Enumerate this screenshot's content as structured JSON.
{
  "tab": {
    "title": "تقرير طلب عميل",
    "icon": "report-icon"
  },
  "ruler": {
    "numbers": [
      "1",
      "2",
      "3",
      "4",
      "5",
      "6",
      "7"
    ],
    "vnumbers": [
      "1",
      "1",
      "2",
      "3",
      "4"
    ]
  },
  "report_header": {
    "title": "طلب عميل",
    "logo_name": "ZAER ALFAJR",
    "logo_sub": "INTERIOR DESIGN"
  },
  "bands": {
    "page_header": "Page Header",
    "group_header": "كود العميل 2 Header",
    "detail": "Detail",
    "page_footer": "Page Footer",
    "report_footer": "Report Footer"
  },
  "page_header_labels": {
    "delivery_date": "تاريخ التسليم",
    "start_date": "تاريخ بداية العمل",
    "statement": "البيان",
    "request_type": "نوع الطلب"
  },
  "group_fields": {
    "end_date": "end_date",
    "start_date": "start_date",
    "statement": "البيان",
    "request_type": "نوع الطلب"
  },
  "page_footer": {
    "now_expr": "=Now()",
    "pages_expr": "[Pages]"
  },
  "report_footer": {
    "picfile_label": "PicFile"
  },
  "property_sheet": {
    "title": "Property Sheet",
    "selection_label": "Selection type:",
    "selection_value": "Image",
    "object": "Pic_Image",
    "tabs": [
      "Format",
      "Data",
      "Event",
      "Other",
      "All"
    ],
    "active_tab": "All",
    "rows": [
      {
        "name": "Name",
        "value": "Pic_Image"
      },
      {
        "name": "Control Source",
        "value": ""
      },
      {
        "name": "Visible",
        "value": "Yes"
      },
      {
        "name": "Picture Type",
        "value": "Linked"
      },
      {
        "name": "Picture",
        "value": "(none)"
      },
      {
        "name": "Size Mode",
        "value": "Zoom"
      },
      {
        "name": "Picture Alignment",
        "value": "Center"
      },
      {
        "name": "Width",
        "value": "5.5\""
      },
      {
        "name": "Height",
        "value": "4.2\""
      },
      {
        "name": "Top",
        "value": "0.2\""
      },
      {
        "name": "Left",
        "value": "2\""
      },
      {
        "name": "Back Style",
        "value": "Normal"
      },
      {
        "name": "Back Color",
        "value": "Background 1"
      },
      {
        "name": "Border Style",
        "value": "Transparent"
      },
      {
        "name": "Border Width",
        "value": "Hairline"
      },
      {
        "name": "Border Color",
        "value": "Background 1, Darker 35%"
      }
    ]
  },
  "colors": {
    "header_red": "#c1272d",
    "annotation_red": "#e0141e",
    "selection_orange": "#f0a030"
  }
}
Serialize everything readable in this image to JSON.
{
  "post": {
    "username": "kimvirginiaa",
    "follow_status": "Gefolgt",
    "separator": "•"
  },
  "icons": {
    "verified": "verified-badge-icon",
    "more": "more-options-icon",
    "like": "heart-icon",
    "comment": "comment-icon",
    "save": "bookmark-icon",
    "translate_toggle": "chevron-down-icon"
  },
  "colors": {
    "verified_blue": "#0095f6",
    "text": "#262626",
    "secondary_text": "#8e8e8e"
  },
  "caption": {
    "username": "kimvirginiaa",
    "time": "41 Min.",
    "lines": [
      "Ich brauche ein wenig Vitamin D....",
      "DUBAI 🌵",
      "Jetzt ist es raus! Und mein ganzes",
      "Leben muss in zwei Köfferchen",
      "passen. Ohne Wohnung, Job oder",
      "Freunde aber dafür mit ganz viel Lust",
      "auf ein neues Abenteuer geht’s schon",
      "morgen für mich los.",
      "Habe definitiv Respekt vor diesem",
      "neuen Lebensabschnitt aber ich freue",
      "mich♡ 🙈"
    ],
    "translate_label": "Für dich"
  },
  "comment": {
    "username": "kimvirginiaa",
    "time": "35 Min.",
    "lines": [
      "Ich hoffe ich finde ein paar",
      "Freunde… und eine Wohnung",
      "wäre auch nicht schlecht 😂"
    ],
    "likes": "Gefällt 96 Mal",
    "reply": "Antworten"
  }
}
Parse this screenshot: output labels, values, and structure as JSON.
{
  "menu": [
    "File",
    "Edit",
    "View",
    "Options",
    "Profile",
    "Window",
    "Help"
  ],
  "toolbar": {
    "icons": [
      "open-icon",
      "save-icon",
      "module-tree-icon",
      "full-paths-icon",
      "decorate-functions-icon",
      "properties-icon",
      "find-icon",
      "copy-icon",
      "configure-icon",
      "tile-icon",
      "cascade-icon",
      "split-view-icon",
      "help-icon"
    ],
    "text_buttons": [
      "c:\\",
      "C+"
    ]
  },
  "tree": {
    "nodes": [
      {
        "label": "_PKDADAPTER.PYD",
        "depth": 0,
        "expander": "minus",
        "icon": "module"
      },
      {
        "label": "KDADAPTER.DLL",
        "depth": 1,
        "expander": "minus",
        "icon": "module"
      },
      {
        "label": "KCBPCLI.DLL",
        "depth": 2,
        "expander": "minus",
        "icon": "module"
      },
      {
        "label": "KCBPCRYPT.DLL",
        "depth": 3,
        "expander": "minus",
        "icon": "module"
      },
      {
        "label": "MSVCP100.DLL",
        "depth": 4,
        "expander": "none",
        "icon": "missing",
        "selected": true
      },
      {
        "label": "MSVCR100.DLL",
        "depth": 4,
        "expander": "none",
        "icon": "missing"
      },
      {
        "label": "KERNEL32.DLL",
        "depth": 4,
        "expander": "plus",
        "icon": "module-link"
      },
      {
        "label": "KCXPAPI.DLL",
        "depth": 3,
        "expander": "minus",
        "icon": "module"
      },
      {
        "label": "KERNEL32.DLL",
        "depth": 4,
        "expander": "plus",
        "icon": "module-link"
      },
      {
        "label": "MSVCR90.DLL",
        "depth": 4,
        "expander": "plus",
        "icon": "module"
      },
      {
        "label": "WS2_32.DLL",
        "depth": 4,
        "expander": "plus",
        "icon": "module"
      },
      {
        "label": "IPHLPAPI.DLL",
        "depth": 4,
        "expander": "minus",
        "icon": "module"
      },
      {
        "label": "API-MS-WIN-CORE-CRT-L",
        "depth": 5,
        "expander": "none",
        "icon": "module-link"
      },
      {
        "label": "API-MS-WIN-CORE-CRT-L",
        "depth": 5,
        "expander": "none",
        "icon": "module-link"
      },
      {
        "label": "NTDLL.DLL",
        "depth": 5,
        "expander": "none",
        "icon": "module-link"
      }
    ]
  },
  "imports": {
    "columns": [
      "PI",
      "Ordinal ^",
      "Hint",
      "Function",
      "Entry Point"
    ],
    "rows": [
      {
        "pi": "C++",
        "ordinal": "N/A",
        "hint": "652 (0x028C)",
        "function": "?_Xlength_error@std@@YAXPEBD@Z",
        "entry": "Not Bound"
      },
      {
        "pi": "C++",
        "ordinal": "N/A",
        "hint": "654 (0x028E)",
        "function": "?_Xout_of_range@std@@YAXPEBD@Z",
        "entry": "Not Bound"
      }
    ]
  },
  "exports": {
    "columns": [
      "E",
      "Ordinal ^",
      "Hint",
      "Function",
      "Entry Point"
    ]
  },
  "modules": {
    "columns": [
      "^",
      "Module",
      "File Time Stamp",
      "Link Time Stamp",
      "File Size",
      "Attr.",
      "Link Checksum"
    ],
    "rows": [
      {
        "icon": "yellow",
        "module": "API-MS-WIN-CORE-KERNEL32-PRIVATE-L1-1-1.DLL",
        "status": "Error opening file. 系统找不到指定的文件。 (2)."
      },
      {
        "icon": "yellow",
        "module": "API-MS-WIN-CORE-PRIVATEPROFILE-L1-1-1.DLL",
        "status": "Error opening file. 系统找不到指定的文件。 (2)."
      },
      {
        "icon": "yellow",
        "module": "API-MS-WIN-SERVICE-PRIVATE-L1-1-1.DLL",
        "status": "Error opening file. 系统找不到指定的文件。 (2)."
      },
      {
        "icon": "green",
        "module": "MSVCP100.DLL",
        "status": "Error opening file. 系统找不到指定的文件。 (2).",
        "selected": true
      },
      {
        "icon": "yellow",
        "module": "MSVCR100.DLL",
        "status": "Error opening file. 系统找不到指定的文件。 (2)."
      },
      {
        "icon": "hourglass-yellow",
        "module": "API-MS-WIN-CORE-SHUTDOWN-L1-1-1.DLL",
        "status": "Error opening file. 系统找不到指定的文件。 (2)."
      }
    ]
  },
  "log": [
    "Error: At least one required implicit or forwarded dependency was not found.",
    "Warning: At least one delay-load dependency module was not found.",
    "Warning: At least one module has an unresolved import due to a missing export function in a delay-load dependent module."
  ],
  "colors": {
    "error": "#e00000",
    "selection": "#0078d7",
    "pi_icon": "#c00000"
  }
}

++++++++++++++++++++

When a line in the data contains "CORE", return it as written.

        "label": "API-MS-WIN-CORE-CRT-L",
        "label": "API-MS-WIN-CORE-CRT-L",
        "module": "API-MS-WIN-CORE-KERNEL32-PRIVATE-L1-1-1.DLL",
        "module": "API-MS-WIN-CORE-PRIVATEPROFILE-L1-1-1.DLL",
        "module": "API-MS-WIN-CORE-SHUTDOWN-L1-1-1.DLL",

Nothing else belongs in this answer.